This editorial was originally published on April 20, 2009. It is being re-published as today is a holiday in the US.
There are thousands of Transact-SQL scripts available on the Internet. They provide a great way to learn how other people approach and solve the same kind of problems you have and, in many cases, will save you from having to "reinvent the wheel". When I need a new script, the first thing I always do is to check out the sizeable script libraries on SQLServerCentral.Com, Codeplex.Com, and other SQL Server-related websites. If I can't find what I need, then I usually resort to a Google search. If that turns up nothing, only then do I resort to writing it from scratch.
While these T-SQL script archives are a wonderful resource, they also have a few drawbacks. The issue of variable code quality has been well-discussed and you should always carefully evaluate and test any online scripts before using them. A lesser known, but equally important issue, is the one of copyright. Sometimes the situation is clear-cut. I have seen a few scripts that carry a copyright notice explicitly stating that you can't use the script without first obtaining permission from the author. In a few, ideal, cases the script author will have included some form of notice stating that the code has been published with a free public license, such as the one described at www.fsf.org. In this case, you will know that using the code won't get you into any potential legal trouble.
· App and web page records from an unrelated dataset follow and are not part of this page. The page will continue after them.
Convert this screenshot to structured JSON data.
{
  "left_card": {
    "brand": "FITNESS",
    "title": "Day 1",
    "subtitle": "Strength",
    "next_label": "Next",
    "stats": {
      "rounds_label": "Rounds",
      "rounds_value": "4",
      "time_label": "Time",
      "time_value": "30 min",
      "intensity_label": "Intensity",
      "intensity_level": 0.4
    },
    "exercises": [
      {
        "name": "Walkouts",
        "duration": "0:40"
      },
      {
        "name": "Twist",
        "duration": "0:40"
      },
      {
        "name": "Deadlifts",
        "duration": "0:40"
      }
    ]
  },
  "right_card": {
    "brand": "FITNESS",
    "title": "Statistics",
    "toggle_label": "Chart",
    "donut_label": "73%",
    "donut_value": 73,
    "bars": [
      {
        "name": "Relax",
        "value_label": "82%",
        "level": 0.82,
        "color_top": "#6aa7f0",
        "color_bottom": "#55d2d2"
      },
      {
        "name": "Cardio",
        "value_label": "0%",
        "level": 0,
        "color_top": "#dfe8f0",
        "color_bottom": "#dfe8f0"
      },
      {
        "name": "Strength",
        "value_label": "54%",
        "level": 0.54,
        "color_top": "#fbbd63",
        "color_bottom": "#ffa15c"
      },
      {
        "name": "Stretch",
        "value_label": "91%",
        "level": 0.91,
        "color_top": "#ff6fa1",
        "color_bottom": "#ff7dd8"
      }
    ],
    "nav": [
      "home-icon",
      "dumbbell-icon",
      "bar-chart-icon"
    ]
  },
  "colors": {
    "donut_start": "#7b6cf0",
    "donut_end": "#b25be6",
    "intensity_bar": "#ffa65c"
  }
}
However, in the vast majority of cases, the scripts are published without any form of copyright notice. Most people assume, incorrectly, that these scripts are freely available for reuse. In the United States, by law, any creative work is automatically copyrighted by its author, even if the author does not specifically include a copyright notice within the work. In other words, you need to get express permission from the author to use their script.
In theory, if you reuse a script that does not have any copyright notice, you leave yourself, and the organization you work for, open to potential legal action from the script author, or from whoever owns the copyright for the script. Furthermore, making a small modification to a script does not necessarily protect you from copyright issues. If you base the code you write on someone else's code, you still may be violating copyright law.
The issue of copyright can get particularly sticky if the script author does not actually "own" the script. For example, it is not uncommon, especially at larger organizations, for employee contracts to stipulate that any creative work that an employee produces, while on the job, belongs to the organization. Any DBA subject to such an agreement should not share scripts on the Internet without specific permission from their organization. The problem is that, in the absence of a clear copyright statement, there is no way of telling who owns the script or even if the script author had permission to post it.
Because there are so many grey areas in copyright law, I would like to encourage all T-SQL script writers to:
Verify that you own the code you write and, if not, that you have permission to share it.
Include a free public license with any code you publish.
This way, people using your script can rest assured they are complying with copyright laws. I'd like to hear what you think. What is the best source of online scripts? How do you deal with the dilemma of scripts without any form of copyright notice? Do you think T-SQL script writers should include a free public license with the code they share?